Yesterday there was an ominous quiet here as ‘Catastrophic Fire Conditions’ prevail. The T.V. news shows ‘Walls of flame’ towering over trees as they’re consumed, embers blown thirty kilometres to start spot fires elsewhere and, of course, there’s very little water – many towns are now so depleted that drinking water needs to be trucked in. Houses burn, people die. Who would not find this sobering.

It’s not a time for fury to be expressed for dissenting views on climate change.

There’s a real issue to do with ‘world views’, the largely unspoken understanding that we all have as to why things are the way they are. My education and yours probably included an idea, a concept called Uniformitarianism – what a mouthful! – and this is expressed as:

‘The theory that all geologic phenomena may be explained as the result of existing forces having operated uniformly from the origin of the earth to the present time.’ … or ‘it’s always been like this.’


There’s no evidence for this idea which gained popularity in the years prior to Darwin’s work and which appeared to back up Darwin’s needed evolutionary aeons of time but it’s just a cozy concept whereas Catastrophism is not.


The evidence is there in both folklore and geology to show that the ‘heavens moved’, Mars and Venus battled in the skies and that our ancestors witnessed these events which now come down to us as myth and legend and within the puzzling, enigmatic stick figures hand painted on cave walls.
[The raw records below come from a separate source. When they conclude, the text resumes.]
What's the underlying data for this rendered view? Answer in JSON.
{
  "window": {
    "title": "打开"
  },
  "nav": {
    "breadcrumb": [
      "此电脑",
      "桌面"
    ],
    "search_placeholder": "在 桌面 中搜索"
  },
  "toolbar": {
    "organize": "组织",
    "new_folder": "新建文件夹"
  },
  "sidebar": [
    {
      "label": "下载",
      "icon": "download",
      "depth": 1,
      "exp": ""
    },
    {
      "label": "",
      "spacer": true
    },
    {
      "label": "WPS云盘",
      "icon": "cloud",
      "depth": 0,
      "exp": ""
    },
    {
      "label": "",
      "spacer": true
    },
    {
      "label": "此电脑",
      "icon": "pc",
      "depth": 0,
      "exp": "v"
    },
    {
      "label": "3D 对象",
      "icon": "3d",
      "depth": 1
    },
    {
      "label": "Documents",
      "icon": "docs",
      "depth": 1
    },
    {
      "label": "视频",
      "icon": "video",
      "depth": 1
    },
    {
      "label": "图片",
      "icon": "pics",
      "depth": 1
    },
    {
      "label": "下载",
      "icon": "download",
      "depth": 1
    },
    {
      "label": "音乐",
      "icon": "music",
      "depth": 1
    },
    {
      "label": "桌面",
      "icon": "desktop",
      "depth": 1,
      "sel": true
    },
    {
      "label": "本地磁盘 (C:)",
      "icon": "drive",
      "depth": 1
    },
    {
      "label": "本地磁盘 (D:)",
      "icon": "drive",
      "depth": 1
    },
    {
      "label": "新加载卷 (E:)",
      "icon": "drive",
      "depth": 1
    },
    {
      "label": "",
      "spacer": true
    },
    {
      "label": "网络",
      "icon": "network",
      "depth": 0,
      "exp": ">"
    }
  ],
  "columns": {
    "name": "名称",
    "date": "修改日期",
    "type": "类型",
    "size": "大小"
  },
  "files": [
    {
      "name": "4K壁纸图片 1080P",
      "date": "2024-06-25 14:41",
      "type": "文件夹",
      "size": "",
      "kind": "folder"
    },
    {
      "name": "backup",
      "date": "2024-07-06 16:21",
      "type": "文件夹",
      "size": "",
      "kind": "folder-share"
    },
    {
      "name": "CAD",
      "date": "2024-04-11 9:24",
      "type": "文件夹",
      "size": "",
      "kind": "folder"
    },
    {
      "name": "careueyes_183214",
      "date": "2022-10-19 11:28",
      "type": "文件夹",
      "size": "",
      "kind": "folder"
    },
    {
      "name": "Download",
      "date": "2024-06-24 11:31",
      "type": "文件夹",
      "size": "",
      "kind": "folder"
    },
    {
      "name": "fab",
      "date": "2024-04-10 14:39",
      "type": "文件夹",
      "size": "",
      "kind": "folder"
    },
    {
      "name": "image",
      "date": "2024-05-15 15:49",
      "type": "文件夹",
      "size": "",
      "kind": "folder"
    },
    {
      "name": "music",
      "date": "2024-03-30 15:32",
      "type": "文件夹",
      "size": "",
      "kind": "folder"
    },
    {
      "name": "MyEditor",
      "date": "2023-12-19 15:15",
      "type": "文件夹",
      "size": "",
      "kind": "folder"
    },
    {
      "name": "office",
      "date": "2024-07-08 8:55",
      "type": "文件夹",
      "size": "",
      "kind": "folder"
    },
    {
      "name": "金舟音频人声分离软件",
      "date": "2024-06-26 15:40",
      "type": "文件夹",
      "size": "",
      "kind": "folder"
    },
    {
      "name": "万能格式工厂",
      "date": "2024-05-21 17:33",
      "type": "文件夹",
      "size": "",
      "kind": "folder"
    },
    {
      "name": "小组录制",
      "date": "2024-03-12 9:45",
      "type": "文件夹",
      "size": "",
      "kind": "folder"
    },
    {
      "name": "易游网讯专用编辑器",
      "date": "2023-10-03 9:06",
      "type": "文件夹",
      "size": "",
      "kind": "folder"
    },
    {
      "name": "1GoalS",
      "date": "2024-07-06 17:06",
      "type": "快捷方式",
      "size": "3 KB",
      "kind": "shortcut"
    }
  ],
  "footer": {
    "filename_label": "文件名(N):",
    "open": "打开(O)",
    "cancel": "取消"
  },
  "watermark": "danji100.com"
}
Not so enigmatic if planetary bodies carry electrical charge.


There’s a world described by Velikovsky in both ‘Worlds in Collision’ and ‘Earth in Upheaval’ which is unfamiliar, which isn’t taught in schools. It’s not cozy and Climate Change in terms of shock and awe permeate the pages.


None of this makes me a climate change denier – it’s a label which contains no nuance.